#### [ACTIVITY]
Every line holding the string "label" should be copied out of the listing.

#### [THE DATA]
■ ■ ■
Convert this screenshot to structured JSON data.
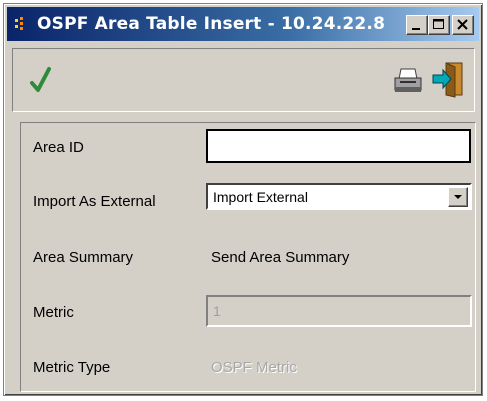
{
  "window": {
    "title": "OSPF Area Table Insert - 10.24.22.8"
  },
  "toolbar": {
    "apply": "checkmark-icon",
    "print": "printer-icon",
    "exit": "exit-door-icon"
  },
  "form": {
    "area_id": {
      "label": "Area ID",
      "value": ""
    },
    "import_as_external": {
      "label": "Import As External",
      "selected": "Import External"
    },
    "area_summary": {
      "label": "Area Summary",
      "value": "Send Area Summary"
    },
    "metric": {
      "label": "Metric",
      "value": "1"
    },
    "metric_type": {
      "label": "Metric Type",
      "value": "OSPF Metric"
    }
  },
  "colors": {
    "titlebar_start": "#0a246a",
    "titlebar_end": "#a6caf0",
    "window_bg": "#d4d0c8",
    "check_green": "#2e8b3a"
  }
}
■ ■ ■
#### [EXERCISE OUTPUT]
      "label": "Area ID",
      "label": "Import As External",
      "label": "Area Summary",
      "label": "Metric",
      "label": "Metric Type",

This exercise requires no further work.